Iran is geo-politically weak, militarily inadequate, and racked by sanctions. But threat inflation serves powerful interests.

The Pentagon views the weak, militarily surrounded and impoverished country of Iran as the greatest threat America faces, according to one of the US’s top military officials.

Adm. James Winnefeld, vice chairman of the Joint Chiefs of Staff told a Washington think-tank on Tuesday that he doesn’t “see any greater challenge than Iran.”

Of all the general national security threats America faces, Winnefeld said, including economic threats, terrorist threats, and the threat of a potential offensive military strike on the US, “you find Iran touches (them) one way or the other.”

Part of the reason this answer comes so easily to the political and military establishment is because of the mantra about Iran trying to develop nuclear weapons. But there is a consensus in the intelligence community that Iran has no such weapons program.

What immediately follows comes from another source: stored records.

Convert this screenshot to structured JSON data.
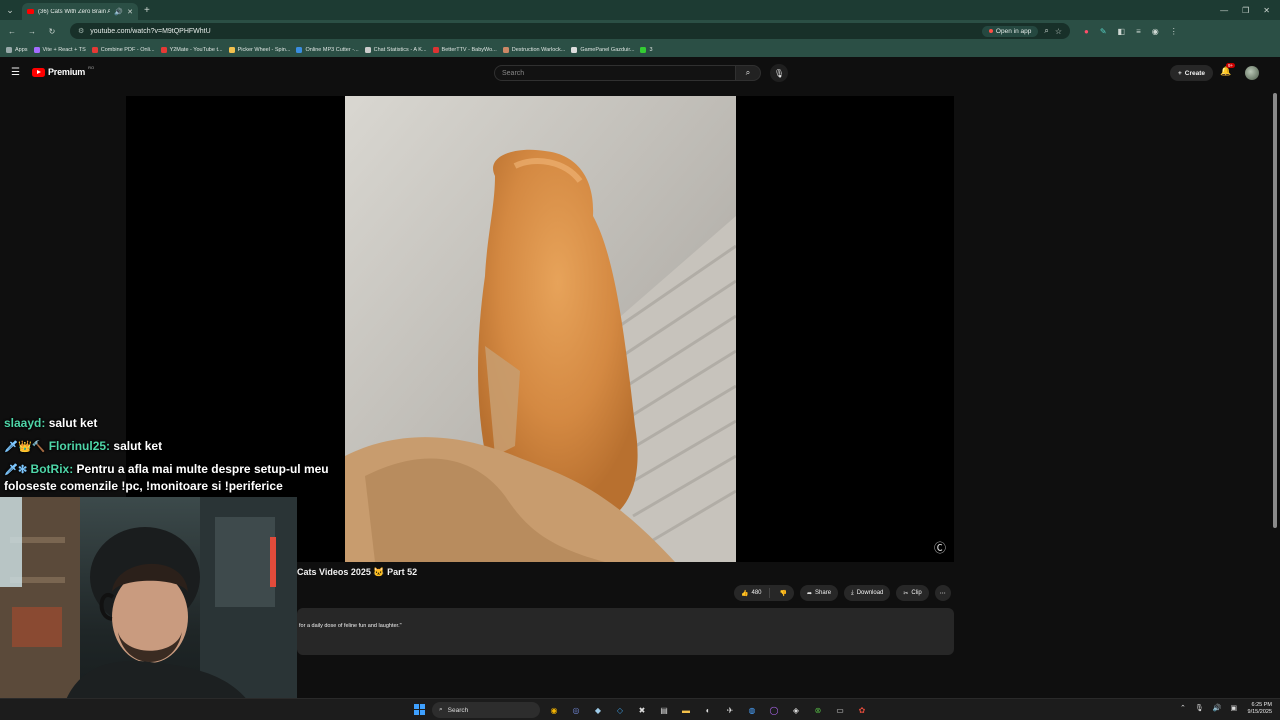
{
  "browser": {
    "tab": {
      "title": "(36) Cats With Zero Brain A..."
    },
    "new_tab_icon": "plus-icon",
    "address": "youtube.com/watch?v=M9tQPHFWhtU",
    "open_in_app": "Open in app",
    "bookmarks": [
      {
        "label": "Apps",
        "color": "#9aa"
      },
      {
        "label": "Vite + React + TS",
        "color": "#a46cff"
      },
      {
        "label": "Combine PDF - Onli...",
        "color": "#e53935"
      },
      {
        "label": "Y2Mate - YouTube t...",
        "color": "#e53935"
      },
      {
        "label": "Picker Wheel - Spin...",
        "color": "#f2c14e"
      },
      {
        "label": "Online MP3 Cutter -...",
        "color": "#3a8de0"
      },
      {
        "label": "Chat Statistics - A K...",
        "color": "#cccccc"
      },
      {
        "label": "BetterTTV - BabyWo...",
        "color": "#d33"
      },
      {
        "label": "Destruction Warlock...",
        "color": "#c86"
      },
      {
        "label": "GamePanel Gazduir...",
        "color": "#ddd"
      },
      {
        "label": "3",
        "color": "#3c3"
      }
    ]
  },
  "youtube": {
    "logo_word": "Premium",
    "country": "RO",
    "search_placeholder": "Search",
    "create_label": "Create",
    "notifications": "9+",
    "video_title": "Cats Videos 2025 🐱 Part 52",
    "likes": "480",
    "share": "Share",
    "download": "Download",
    "clip": "Clip",
    "description": "for a daily dose of feline fun and laughter.\""
  },
  "chat": [
    {
      "badges": "",
      "user": "slaayd:",
      "message": "salut ket"
    },
    {
      "badges": "🗡👑🔨",
      "user": "Florinul25:",
      "message": "salut ket"
    },
    {
      "badges": "🗡✻",
      "user": "BotRix:",
      "message": "Pentru a afla mai multe despre setup-ul meu foloseste comenzile !pc, !monitoare si !periferice"
    }
  ],
  "taskbar": {
    "search_label": "Search",
    "time": "6:25 PM",
    "date": "9/15/2025"
  }
}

The US is not so concerned with Iranian military capabilities per se. Iran is one of the few states in the geo-strategically vital Persian Gulf area that isn’t a client of the US, doing the bidding of Washington power-brokers in exchange for economic, military, and diplomatic support. This disobedience is the real threat to an America that wants complete control over the Middle East.

“It is a matter of faith among many American politicians that Iran is the greatest danger now facing the country,” writes Micah Zenko, a fellow at the Council on Foreign Relations. “But if that is true, then the United States can breathe easy: Iran is a weak military power.”

According to the International Institute for Strategic Studies, Iran’s“military forces have almost no modern armor, artillery, aircraft or major combat ships, and UN sanctions will likely obstruct the purchase of high-technology weapons for the foreseeable future.”

Even if Iran did have nuclear weapons, which it doesn’t, “the threat to the US homeland would continue to be minimal,” according to Zenko.

But the military establishment continues to habitually hype threats that don’t exist, because it fills the pockets of rent-seekers in the military industrial complex and it serves the bureaucratic interests of powerful hawks in Washington.

Author: John Glaser

John Glaser writes for